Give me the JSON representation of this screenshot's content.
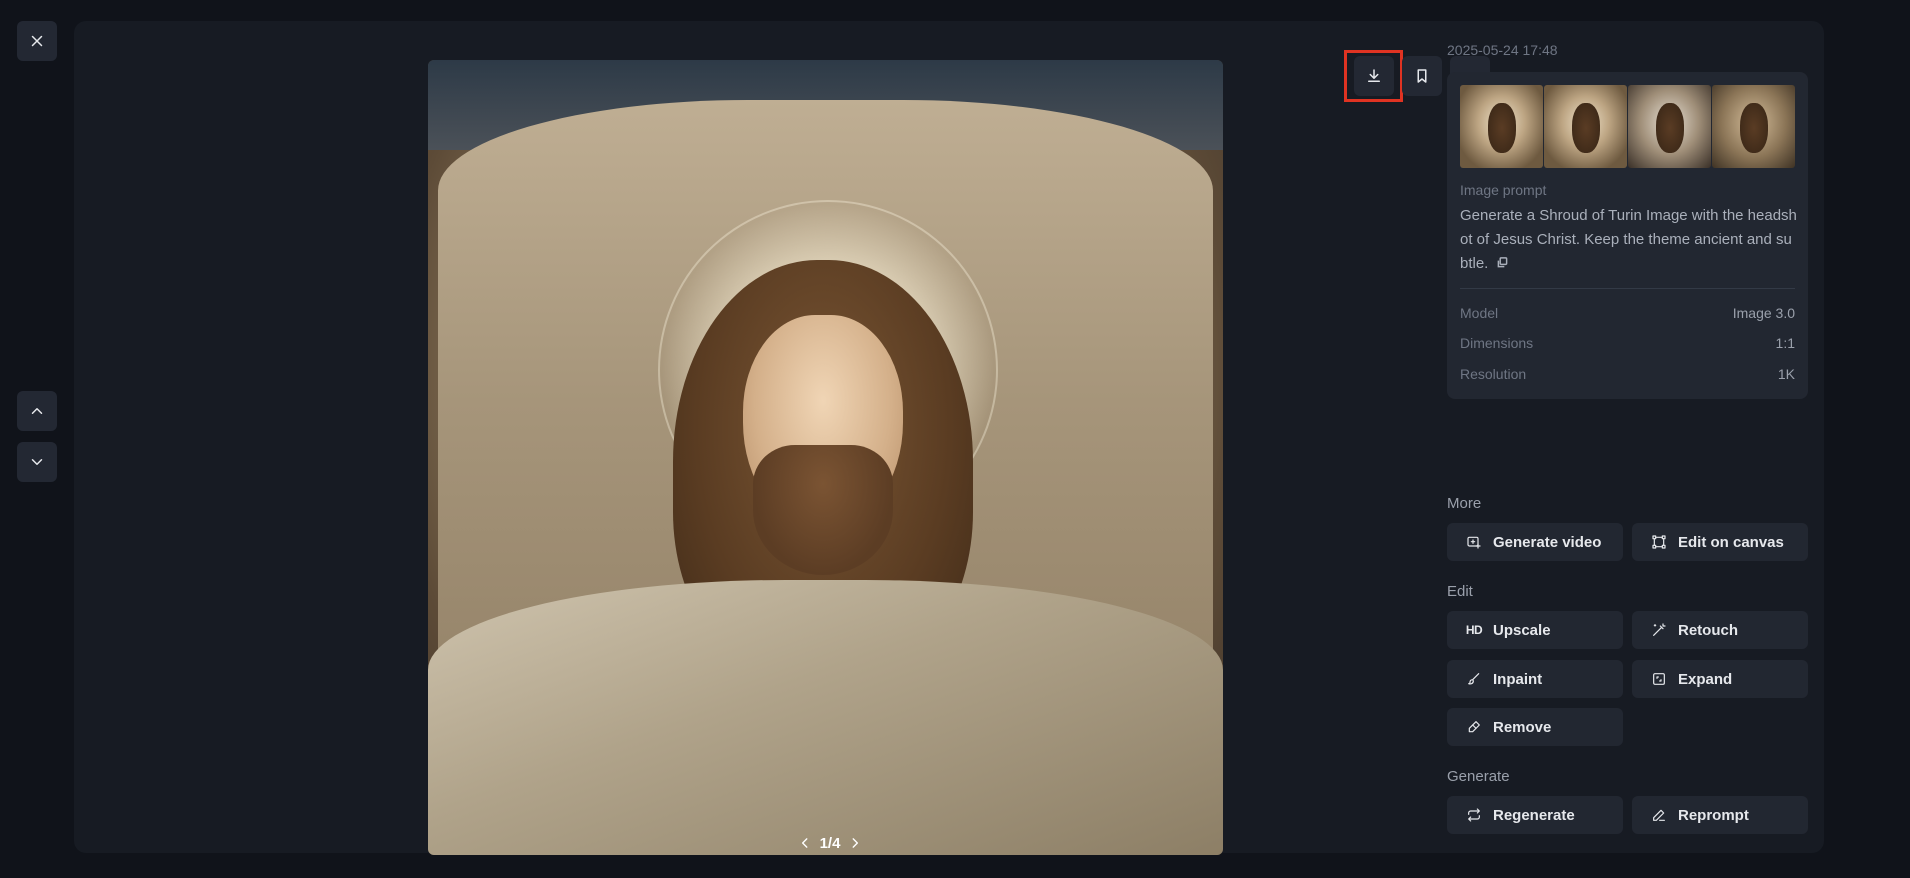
{
  "image": {
    "pager": "1/4",
    "timestamp": "2025-05-24 17:48"
  },
  "info": {
    "prompt_label": "Image prompt",
    "prompt_text": "Generate a Shroud of Turin Image with the headsh ot of Jesus Christ. Keep the theme ancient and su btle.",
    "meta": {
      "model_label": "Model",
      "model_value": "Image 3.0",
      "dim_label": "Dimensions",
      "dim_value": "1:1",
      "res_label": "Resolution",
      "res_value": "1K"
    }
  },
  "sections": {
    "more_title": "More",
    "edit_title": "Edit",
    "generate_title": "Generate"
  },
  "actions": {
    "generate_video": "Generate video",
    "edit_on_canvas": "Edit on canvas",
    "upscale": "Upscale",
    "upscale_badge": "HD",
    "retouch": "Retouch",
    "inpaint": "Inpaint",
    "expand": "Expand",
    "remove": "Remove",
    "regenerate": "Regenerate",
    "reprompt": "Reprompt"
  },
  "colors": {
    "background": "#10131a",
    "panel": "#171b23",
    "card": "#222731",
    "highlight": "#e03322"
  }
}
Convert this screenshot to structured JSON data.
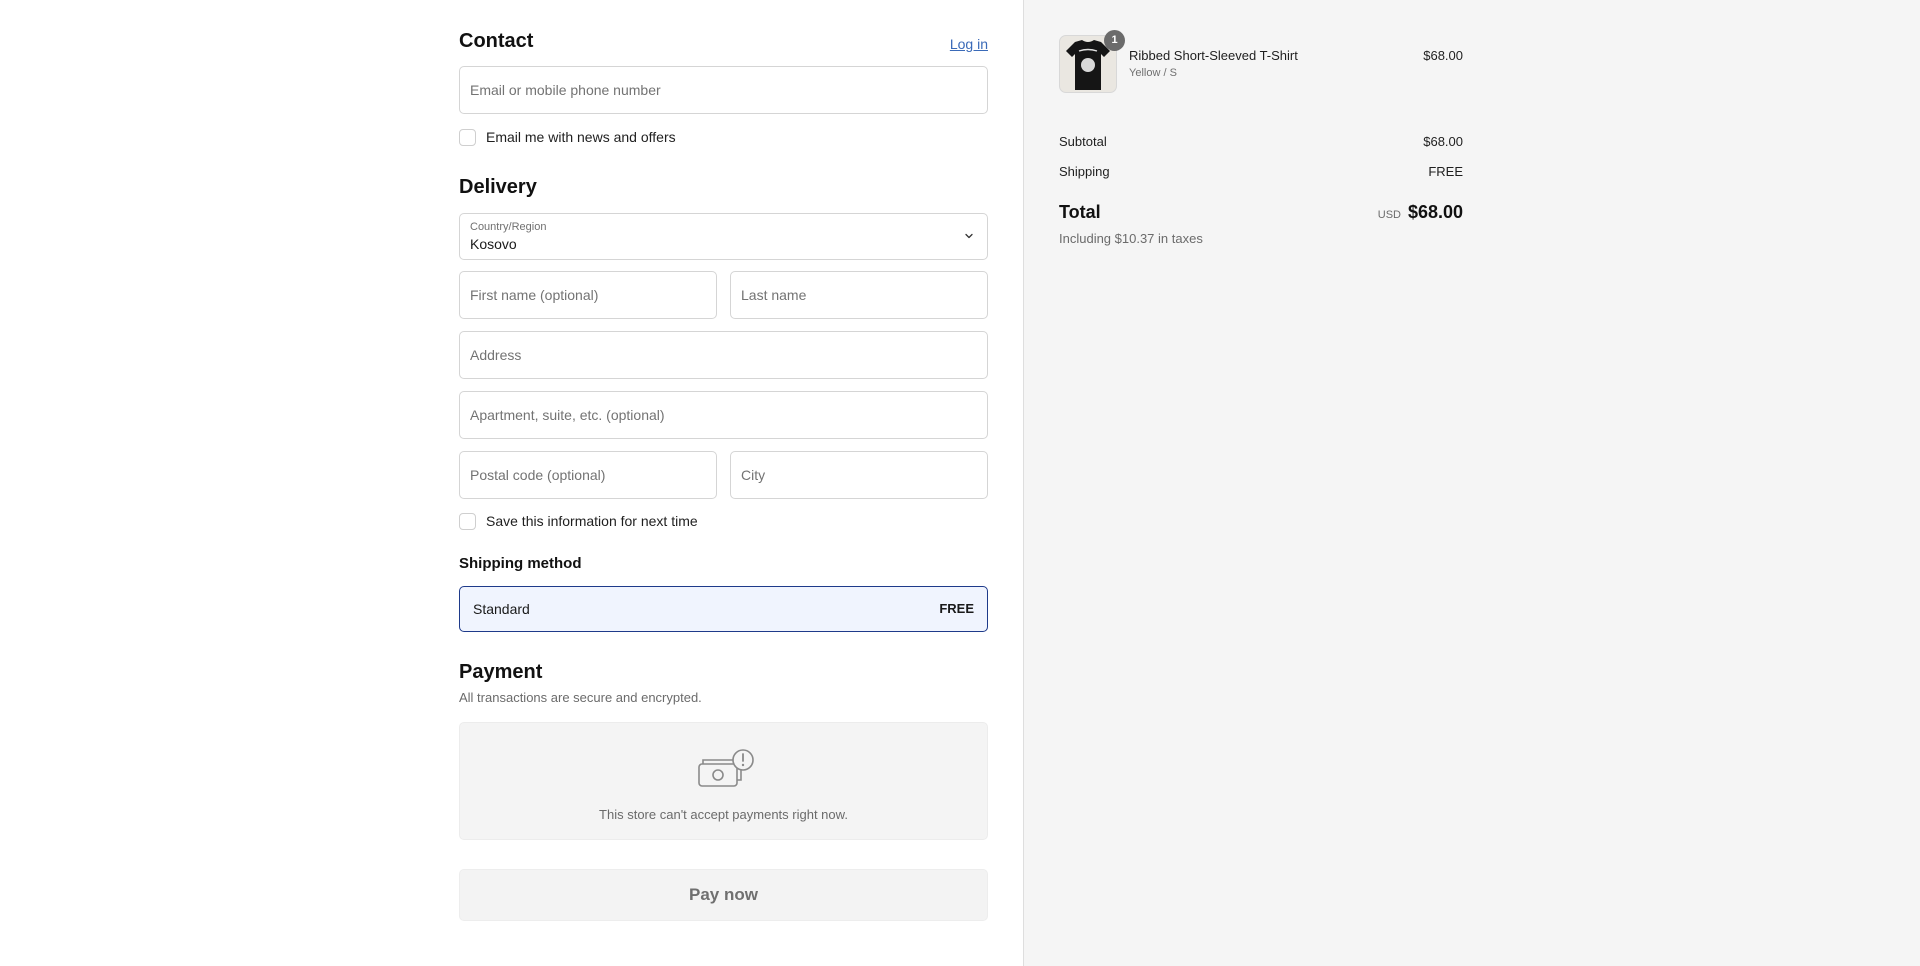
{
  "contact": {
    "title": "Contact",
    "login_link": "Log in",
    "email_placeholder": "Email or mobile phone number",
    "news_checkbox_label": "Email me with news and offers",
    "news_checked": false
  },
  "delivery": {
    "title": "Delivery",
    "country_label": "Country/Region",
    "country_value": "Kosovo",
    "first_name_placeholder": "First name (optional)",
    "last_name_placeholder": "Last name",
    "address_placeholder": "Address",
    "apartment_placeholder": "Apartment, suite, etc. (optional)",
    "postal_placeholder": "Postal code (optional)",
    "city_placeholder": "City",
    "save_info_label": "Save this information for next time",
    "save_info_checked": false
  },
  "shipping_method": {
    "title": "Shipping method",
    "option_name": "Standard",
    "option_price": "FREE",
    "selected": true
  },
  "payment": {
    "title": "Payment",
    "subtitle": "All transactions are secure and encrypted.",
    "unavailable_message": "This store can't accept payments right now.",
    "icon": "cash-warning-icon",
    "pay_button": "Pay now"
  },
  "order_summary": {
    "item": {
      "name": "Ribbed Short-Sleeved T-Shirt",
      "variant": "Yellow / S",
      "price": "$68.00",
      "quantity": "1"
    },
    "subtotal_label": "Subtotal",
    "subtotal_value": "$68.00",
    "shipping_label": "Shipping",
    "shipping_value": "FREE",
    "total_label": "Total",
    "total_currency": "USD",
    "total_value": "$68.00",
    "tax_note": "Including $10.37 in taxes"
  },
  "colors": {
    "link": "#3a6ab8",
    "selected_border": "#1e3a8a",
    "selected_bg": "#f0f4fe",
    "summary_bg": "#f5f5f5"
  }
}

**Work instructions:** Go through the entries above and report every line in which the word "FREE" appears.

**Answer to this problem:**
    "option_price": "FREE",
    "shipping_value": "FREE",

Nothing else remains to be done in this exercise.